### INFORMATION SUPPLIED
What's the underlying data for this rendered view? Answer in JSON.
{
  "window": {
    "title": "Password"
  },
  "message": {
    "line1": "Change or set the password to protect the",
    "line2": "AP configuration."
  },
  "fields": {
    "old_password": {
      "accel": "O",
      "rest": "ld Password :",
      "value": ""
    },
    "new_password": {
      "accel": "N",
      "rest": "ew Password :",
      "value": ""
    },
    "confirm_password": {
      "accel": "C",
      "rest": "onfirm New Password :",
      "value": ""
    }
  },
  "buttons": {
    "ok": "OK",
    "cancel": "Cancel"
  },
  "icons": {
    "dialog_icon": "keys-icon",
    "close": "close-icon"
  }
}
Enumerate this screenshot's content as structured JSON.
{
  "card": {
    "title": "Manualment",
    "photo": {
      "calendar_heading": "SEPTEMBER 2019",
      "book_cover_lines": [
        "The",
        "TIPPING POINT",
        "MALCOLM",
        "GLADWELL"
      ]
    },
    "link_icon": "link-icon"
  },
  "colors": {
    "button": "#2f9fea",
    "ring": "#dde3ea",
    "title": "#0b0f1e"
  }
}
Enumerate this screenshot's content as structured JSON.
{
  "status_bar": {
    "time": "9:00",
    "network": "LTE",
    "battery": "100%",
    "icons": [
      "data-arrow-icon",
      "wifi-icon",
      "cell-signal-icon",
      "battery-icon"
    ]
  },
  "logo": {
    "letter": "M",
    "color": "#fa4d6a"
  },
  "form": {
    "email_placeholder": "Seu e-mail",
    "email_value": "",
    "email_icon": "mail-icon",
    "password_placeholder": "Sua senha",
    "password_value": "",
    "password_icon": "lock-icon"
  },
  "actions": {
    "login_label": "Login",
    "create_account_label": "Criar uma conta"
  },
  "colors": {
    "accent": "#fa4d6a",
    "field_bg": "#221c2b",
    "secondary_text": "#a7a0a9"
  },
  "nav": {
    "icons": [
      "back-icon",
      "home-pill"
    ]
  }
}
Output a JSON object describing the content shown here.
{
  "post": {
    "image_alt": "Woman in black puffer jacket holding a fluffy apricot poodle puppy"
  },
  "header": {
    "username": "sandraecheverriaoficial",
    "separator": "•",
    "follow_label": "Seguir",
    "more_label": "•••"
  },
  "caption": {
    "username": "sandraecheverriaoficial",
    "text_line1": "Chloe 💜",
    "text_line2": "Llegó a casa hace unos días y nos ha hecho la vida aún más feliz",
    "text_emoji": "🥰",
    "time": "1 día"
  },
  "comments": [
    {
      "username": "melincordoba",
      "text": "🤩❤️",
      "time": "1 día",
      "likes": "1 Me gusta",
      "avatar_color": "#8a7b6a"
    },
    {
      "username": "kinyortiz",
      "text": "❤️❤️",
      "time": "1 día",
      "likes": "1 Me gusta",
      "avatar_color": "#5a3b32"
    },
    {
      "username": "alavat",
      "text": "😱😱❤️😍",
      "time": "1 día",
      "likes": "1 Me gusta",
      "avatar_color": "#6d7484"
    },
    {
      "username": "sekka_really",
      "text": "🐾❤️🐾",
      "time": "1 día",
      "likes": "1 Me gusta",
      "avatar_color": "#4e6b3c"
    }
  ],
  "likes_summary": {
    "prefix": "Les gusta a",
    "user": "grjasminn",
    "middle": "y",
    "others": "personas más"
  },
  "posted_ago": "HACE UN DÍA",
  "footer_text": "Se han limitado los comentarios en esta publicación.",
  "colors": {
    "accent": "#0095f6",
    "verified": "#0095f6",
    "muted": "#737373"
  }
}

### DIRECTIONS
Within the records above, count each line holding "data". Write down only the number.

### YOUR RESPONSE
2